Launched in 1992, Discovery Health is South Africa’s leading manager of medical schemes. The company now provides managed care services to over 3.2 million beneficiaries and has a 38% market share in the overall medical scheme market in South Africa. With headquarters in Johannesburg, South Africa, Discovery has expanded its operations globally and currently impacts 6.9 million lives in 16 countries and has close to 12,000 employees worldwide. In its primary markets of South Africa and the UK, Discovery owns and operates the financial service provider or insurer.
Discovery Health has large in-house development team. Almost every project built is underpinned by open source technology. Today, Sonatype Lifecycle provides visibility into open source components with known vulnerabilities and license risks early and everywhere across the company's global application stack. Sonatype's solutions also track and govern the use of open source components across their development lifecycle. Utilizing the automated reporting provided by Sonatype's IQ Server, the operations team understands the current state of component governance across their entire application portfolio.
Nick Alexander, Systems Architect at Discovery Health explains the challenges his team was facing before discovering Sonatype Lifecycle. “Before implementing Sonatype Lifecycle, we tried to manually constrain what software components were available to developers within our Sonatype Nexus Repository managers. We had a manual approval process to determine which artifacts were permitted for use. It was a time consuming process that eventually degraded to the point where anyone requesting permission for use of a new component was denied. We just didn’t have the time to identify or to analyze the specific components for security or license risks."
"Because of our reliance on manual processes, many times there was no mining through the existing artifacts in the repository manager to determine which previously approved components had new vulnerabilities associated with them", Alexander said. "There was also little visibility across the development lifecycle to monitor for component vulnerabilities. Without automation, trying to keep up was a monumental task."
Discovery Health operates a significant application server farm, translating to 1000s of application server instances. Manual component governance at this scale is impractical and can be particularly error prone. An important aspect of using Sonatype Lifecycle is for all teams to have access to data about components that are continuously and automatically refreshed. No matter where the components are being used across the development pipeline or in production, all teams have access to the latest component information and their compliance to governance policies.
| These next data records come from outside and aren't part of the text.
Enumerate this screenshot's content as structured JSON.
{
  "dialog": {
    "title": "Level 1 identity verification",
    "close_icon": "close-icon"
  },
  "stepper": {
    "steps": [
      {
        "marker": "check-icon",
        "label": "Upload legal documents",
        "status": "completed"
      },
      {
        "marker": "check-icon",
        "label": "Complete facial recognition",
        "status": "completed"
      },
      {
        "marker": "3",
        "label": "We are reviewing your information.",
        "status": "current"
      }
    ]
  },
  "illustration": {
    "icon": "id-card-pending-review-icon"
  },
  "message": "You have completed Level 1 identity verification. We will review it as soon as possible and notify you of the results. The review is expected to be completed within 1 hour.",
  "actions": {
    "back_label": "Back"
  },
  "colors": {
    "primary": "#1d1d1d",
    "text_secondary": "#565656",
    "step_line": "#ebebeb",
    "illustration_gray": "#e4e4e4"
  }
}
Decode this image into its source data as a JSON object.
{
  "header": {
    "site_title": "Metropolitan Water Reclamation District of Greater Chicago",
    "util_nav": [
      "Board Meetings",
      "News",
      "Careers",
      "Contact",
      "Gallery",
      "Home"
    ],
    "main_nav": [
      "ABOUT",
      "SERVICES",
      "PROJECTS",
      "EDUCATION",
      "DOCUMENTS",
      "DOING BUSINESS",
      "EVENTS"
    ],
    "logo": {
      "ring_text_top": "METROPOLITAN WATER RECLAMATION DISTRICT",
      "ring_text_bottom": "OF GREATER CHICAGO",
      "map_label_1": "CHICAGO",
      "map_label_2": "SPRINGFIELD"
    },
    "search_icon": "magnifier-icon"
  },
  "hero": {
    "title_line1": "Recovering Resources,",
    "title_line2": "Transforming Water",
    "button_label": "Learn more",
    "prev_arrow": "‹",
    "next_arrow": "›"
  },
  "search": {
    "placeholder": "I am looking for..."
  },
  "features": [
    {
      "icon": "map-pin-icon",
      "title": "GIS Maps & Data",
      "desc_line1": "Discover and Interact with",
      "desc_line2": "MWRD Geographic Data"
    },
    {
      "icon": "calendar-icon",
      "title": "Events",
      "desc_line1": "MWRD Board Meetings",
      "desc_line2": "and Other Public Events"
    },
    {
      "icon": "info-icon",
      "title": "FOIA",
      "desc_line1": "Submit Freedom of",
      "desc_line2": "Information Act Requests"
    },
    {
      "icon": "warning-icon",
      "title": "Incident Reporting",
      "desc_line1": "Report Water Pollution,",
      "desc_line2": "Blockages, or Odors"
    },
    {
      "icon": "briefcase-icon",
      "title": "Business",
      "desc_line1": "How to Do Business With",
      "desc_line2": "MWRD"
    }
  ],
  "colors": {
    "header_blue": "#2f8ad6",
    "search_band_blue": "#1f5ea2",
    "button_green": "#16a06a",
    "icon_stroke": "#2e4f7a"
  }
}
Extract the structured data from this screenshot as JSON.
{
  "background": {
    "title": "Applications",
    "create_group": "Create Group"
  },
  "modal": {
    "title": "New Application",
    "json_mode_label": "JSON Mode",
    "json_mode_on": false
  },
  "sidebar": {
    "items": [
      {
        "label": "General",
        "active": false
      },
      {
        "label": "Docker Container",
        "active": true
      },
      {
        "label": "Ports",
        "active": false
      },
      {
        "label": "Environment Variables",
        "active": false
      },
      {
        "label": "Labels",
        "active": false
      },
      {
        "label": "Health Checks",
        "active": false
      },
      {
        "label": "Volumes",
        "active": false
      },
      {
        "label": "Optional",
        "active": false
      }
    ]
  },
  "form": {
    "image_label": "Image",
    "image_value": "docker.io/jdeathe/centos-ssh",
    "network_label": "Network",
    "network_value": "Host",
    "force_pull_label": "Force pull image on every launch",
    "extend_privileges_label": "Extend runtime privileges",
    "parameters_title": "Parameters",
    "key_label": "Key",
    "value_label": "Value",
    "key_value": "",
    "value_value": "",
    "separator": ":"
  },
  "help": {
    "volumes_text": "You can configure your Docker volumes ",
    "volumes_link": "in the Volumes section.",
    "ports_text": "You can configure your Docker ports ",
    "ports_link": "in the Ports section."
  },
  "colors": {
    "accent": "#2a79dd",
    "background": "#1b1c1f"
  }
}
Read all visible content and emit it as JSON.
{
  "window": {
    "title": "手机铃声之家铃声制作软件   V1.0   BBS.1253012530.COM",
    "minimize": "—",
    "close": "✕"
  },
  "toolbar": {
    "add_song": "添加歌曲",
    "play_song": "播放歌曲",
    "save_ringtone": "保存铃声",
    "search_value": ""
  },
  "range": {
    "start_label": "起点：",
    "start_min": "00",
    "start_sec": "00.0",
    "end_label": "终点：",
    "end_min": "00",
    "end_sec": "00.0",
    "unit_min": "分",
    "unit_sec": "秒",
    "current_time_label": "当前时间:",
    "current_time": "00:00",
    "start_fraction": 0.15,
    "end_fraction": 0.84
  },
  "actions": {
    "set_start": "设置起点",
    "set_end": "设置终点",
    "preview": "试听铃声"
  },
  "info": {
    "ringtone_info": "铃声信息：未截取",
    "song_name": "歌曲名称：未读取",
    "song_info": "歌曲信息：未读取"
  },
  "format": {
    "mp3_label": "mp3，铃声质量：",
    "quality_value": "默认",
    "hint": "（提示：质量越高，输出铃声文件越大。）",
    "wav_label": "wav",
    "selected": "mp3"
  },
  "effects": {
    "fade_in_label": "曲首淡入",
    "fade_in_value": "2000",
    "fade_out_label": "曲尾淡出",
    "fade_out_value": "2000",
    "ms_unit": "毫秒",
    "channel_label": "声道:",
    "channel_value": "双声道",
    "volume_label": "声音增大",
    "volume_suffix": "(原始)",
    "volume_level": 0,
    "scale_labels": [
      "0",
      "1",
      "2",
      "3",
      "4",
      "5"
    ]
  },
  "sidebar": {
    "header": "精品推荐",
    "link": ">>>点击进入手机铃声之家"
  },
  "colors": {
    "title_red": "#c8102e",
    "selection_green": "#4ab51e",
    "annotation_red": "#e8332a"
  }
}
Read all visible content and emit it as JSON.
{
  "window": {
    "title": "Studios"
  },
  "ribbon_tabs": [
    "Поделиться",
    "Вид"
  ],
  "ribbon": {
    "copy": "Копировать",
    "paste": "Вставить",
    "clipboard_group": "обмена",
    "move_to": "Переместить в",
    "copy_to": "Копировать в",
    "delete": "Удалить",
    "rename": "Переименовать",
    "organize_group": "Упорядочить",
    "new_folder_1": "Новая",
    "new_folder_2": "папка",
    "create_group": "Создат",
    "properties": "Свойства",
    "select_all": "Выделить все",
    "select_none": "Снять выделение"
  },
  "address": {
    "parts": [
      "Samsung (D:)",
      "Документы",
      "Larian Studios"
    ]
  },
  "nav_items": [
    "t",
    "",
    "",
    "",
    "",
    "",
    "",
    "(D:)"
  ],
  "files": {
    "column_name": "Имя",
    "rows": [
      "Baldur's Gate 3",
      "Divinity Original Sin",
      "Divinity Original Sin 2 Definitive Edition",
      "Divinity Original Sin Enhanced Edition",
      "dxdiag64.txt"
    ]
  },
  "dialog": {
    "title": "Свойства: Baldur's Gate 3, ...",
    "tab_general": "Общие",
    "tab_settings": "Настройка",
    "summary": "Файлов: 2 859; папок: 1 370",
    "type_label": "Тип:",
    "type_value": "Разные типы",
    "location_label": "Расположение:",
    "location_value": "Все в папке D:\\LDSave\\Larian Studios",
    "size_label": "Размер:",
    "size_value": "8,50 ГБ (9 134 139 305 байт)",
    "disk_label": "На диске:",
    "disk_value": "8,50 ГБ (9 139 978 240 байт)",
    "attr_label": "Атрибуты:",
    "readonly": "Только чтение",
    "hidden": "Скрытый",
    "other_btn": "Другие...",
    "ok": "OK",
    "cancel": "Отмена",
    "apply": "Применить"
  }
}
The team at Discovery Health first started looking at Sonatype Lifecycle to mitigate risk and reduce their attack surface with regard to dependencies used by their open source frameworks and libraries. “Because transitive dependencies may have been pulled into our projects, we had very little visibility as to our true security risk,” Alexander says.
“One of the key features in Sonatype Lifecycle we originally found of interest was the notification that a given component had a new vulnerability,” says Alexander. “We now use Nexus Lifecycle notifications in the deployment phase and in production. If we only analyzed components at the deployment phase, new vulnerabilities associated with components in production might stay there for quite some time. Without Nexus Lifecycle, we would have very little visibility into that vulnerability.”
The use of Sonatype Lifecycle started to grow organically across teams. Discovery Health then started to actively engage developers on an individual basis to make them aware of how vulnerabilities were being discovered and how the company was taking a new automated approach to mitigating security risks early and everywhere. There was no ‘big stick’ approach.
Alexander explained the management team's philosophy: “We wanted to drive organic uptake by encouraging people and emphasizing how our new approach would improve the quality of their work while reducing company risk. We strongly encouraged developers to use the Sonatype Lifecycle plug-in within their IDEs to identify security vulnerabilities and license risks early, minimizing re-work that might occur if the issues were discovered later in the lifecycle. This approach was quite successful."
“In Java development, the sheer number of frameworks and open source projects available to you is daunting. It’s impossible to maintain manual reviews of components across our entire environment. However, today we don’t impose any constraints on what is downloaded to the Sonatype Nexus Repository from the Central Repository. Through the use of Sonatype Lifecycle, we have automated governance capabilities that allow us to scale our compliance checks to any volume of component downloads. Without automation, keeping pace with our consumption practices would be completely impractical.”
Discovery Health has already met its primary objective for their Sonatype project. Nick Alexander is happy to say that every team is now onboard. “They understand the importance of using the Sonatype Platform. The fact that each team has visibility into reporting for their own product is key at this stage. We now have precise information on our license exposure and when we need to address specific risks. Sonatype Lifecycle is delivering on its promise."
“We needed constant monitoring and notifications of open source vulnerabilities in our applications and that's what Sonatype Nexus Repository and Sonatype Lifecycle has delivered.”